-a treatment for chronic kidney failure in your cat or dog. 

Calcitriol as the active form of Vitamin D is actually a hormone over 1,000 times as potent as natural or synthetic vitamin D itself.  It is normally created in your pet's body after plants and/or animal tissues are eaten. The ingredients to make the calcitriol must first make their way through the liver and then migrate to the kidneys which if healthy do the final step of making the calcitriol. Calcitriol helps your pet's body absorb calcium and phosphate from food and put it in growing bones, where extra calcium and phosphate is stored. It is vital to your pet's health that an appropriate amount of calcium and phosphates are available in the blood, and absorption from food or resorption from bone are controlled by calcitriol for this most critical control of blood calcium.  A molecule called parathyroid hormone (PTH) works with calcitriol at bone to release calcium to blood. Its gland of origin is the main detector of low blood calcium, and the PTH secreted stimulates formation of more calcitriol in the kidney.  The calcitriol once normalized inhibits further formation and secretion of PTH (called feedback inhibition). Parathyroid hormone also recaptures calcium otherwise lost to urine so it has many benefits when in normal levels. When too high, however, PTH becomes a serious health problem and we wish to lower it which we can do by giving calcitriol. 

If your pet's kidneys are failing and no longer doing their job of making enough calcitriol the parathyroid glands (around the thyroid gland in the throat area)  produce more PTH in an  attempt to normalize calcium and phosphate in the blood. Although we would prefer to not let PTH increase at all in our patients with kidney disease, the PTH is not too damaging until it  reaches about 3 times the upper limit of its normal level in the blood as this is when toxicity due to the PTH first appears. This is usually happening about when your pet first appears to be ill. The PTH increase  is worsened by the failure of the sick kidneys to eliminate phosphorus from blood which then gets too high a level.  This both slows calcitriol formation and also prevents calcitriol from working at the parathyroid gland to block the PTH excess. When at very high levels late in kidney failure the phosphorus combines with blood calcium to precipitate into soft tissues damaging them. Although very injurious, this only happens at  late stages of disease and use of calcitriol should prevent getting to such stages nearly as soon as would happen in pets not given calcitriol. The high levels of PTH directly damage kidney cells long before the mineral precipitation phase of renal injury.

How prescribed calcitriol works: 

By taking a carefully measured dose of calcitriol in capsule or liquid form we intend  to  keep the parathyroid glands from producing a toxic level of PTH; the amount of calcitriol prescribed needs to be calculated specifically for your cat or dog by your veterinarian and can be prepared for you by a special compounding pharmacy.
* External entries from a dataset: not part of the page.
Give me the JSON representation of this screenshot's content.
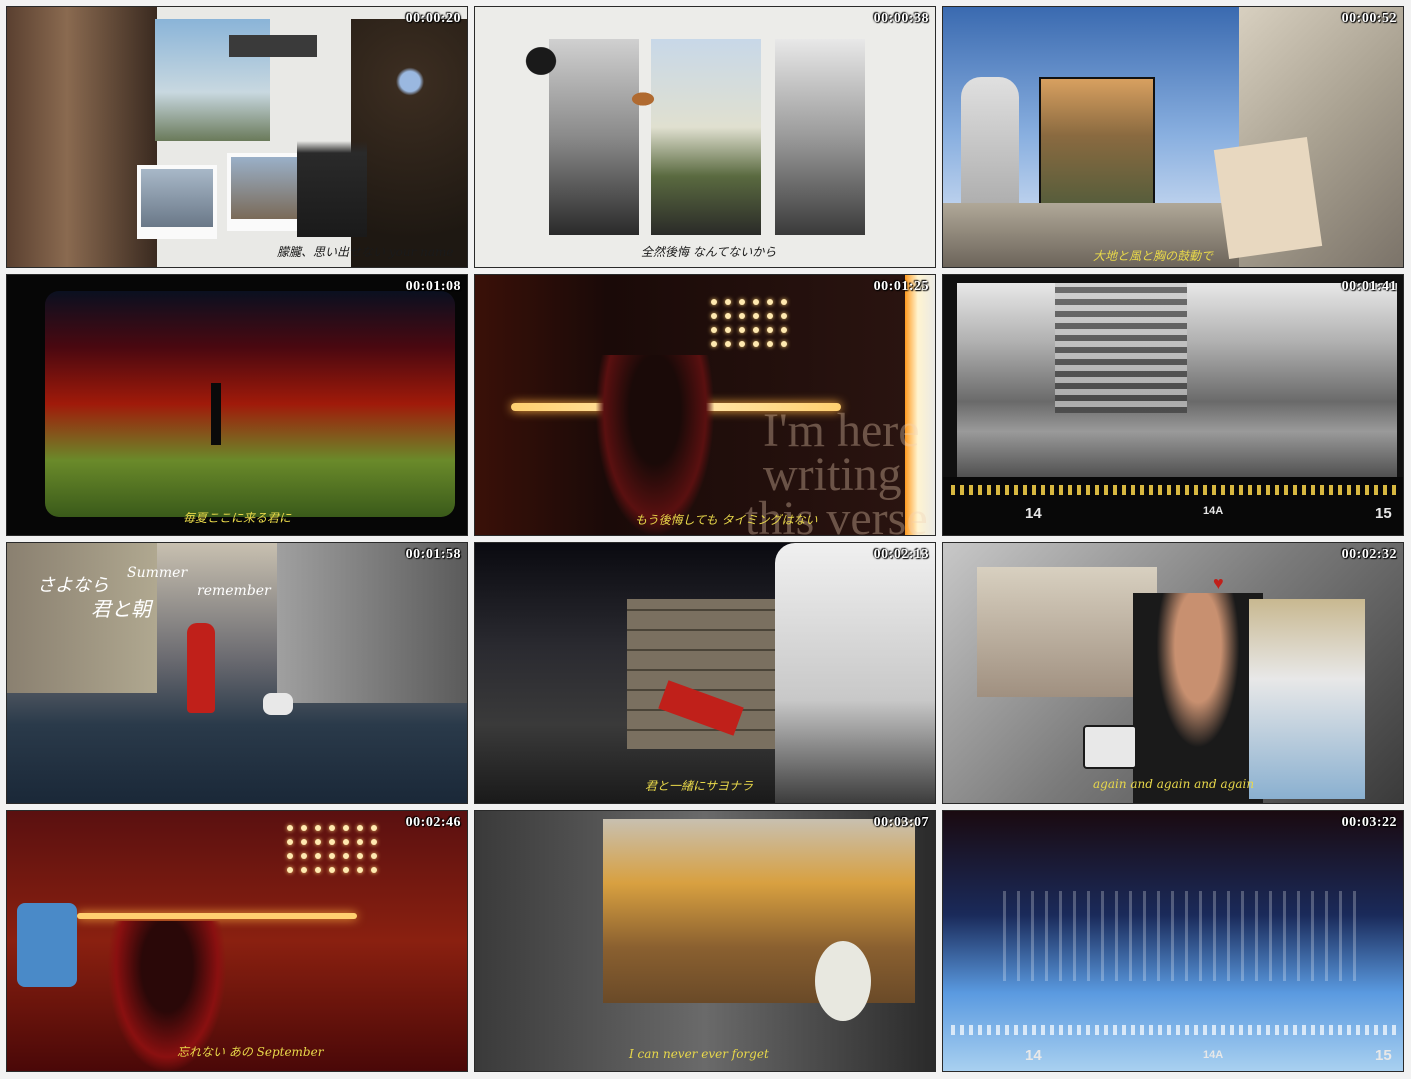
{
  "tiles": [
    {
      "timestamp": "00:00:20",
      "caption": "朦朧、思い出せない your name",
      "caption_color": "#1a1a1a"
    },
    {
      "timestamp": "00:00:38",
      "caption": "全然後悔 なんてないから",
      "caption_color": "#1a1a1a"
    },
    {
      "timestamp": "00:00:52",
      "caption": "大地と風と胸の鼓動で",
      "caption_color": "#e8d84a"
    },
    {
      "timestamp": "00:01:08",
      "caption": "毎夏ここに来る君に",
      "caption_color": "#e8d84a"
    },
    {
      "timestamp": "00:01:25",
      "caption": "もう後悔しても タイミングはない",
      "caption_color": "#e8d84a",
      "overlay_text": [
        "I'm here",
        "writing",
        "this verse"
      ]
    },
    {
      "timestamp": "00:01:41",
      "caption": "",
      "caption_color": "#ffffff",
      "film_numbers": [
        "14",
        "14A",
        "15"
      ]
    },
    {
      "timestamp": "00:01:58",
      "caption": "",
      "caption_color": "#ffffff",
      "overlay_text": [
        "さよなら",
        "Summer",
        "君と朝",
        "remember"
      ]
    },
    {
      "timestamp": "00:02:13",
      "caption": "君と一緒にサヨナラ",
      "caption_color": "#e8d84a"
    },
    {
      "timestamp": "00:02:32",
      "caption": "again and again and again",
      "caption_color": "#e8d84a"
    },
    {
      "timestamp": "00:02:46",
      "caption": "忘れない あの September",
      "caption_color": "#e8d84a"
    },
    {
      "timestamp": "00:03:07",
      "caption": "I can never ever forget",
      "caption_color": "#e8d84a"
    },
    {
      "timestamp": "00:03:22",
      "caption": "",
      "caption_color": "#ffffff",
      "film_numbers": [
        "14",
        "14A",
        "15"
      ]
    }
  ]
}
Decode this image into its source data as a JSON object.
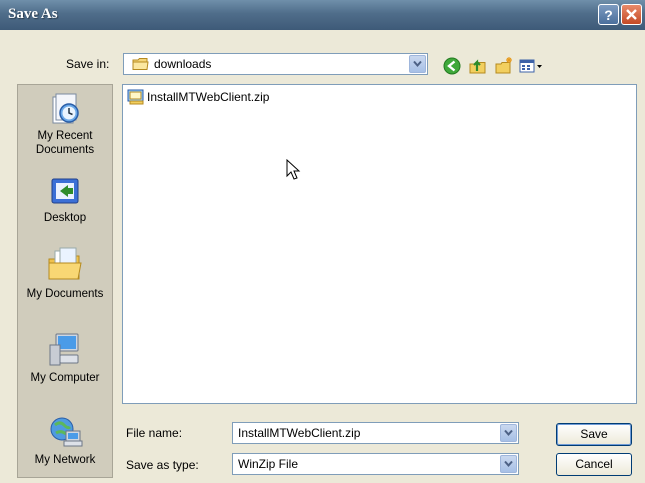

The prescription of calcitriol for your pet is designed to be enough quantity to shut off the PTH production but not so much as to create elevated  levels of calcium and phosphate in the blood. Because PTH  levels are difficult to control once kidney failure is well underway,  it is desirable to administer calcitriol at low doses as early as possible in kidney failure to avoid PTH excess  from occurring in the first place. 

Nearly 2000 pet owners and 250 veterinarians who used calcitriol were surveyed recently.  Over 80% of the owners reported that their pets were brighter and more social and had better appetites when taking calcitriol. It was also felt that these animals had a substantially longer life span than patients which were not receiving calcitriol.  A study of cats showed that 29 cats which had PTH lowered lived over a year longer on average than did 21 cats which did not have their PTH lowered. 


Too high doses of calcitriol can elevate blood calcium and to a lesser extent, phosphorus. The calcium level needs to be monitored and if it elevates, the calcitriol prescription needs to be changed to every 3.5 days with possible fasts preceding and following dosing [see dosing and fasting on this web site for more details].  An intermittent dose (3.5 times the original daily dose) is given every 3.5 days.  Then, the calcium level should be rechecked in seven days. If the calcium increase was caused by the original calcitriol prescription, the intermittent dosing will lower the calcium.

Due to the complex nature of hormone interactions, inadequate calcitriol can also cause calcium elevation. Your veterinarian can direct you further to determine the most appropriate calcitriol dosing strategy. Most moderate increases of total calcium seen in patients with damaged kidney are caused by factors not related to calcitriol. They  are not clinically important so only if ionized calcium is increased is there need for any concern.

If your pet has a plasma phosphorus level greater than 6 mg/dl, calcitriol might not succeed in lowering the toxic levels of PTH. In this case, the plasma phosphorus must be reduced by diet, fluid administration or by phosphate binders ~ calcitriol can then be prescribed. The above-described every 3.5 days intermittent dosing approach also works to reduce phosphorus to the small extent that phosphorus elevation might have been caused in part by previous calcitriol doses. 

It is helpful to have your pet's PTH level monitored by serum assays when it is on calcitriol therapy in order to determine whether any adjustment to the calcitriol dosage should be made. This monitoring is not necessary when calcitriol is used early in a preventative mode, however .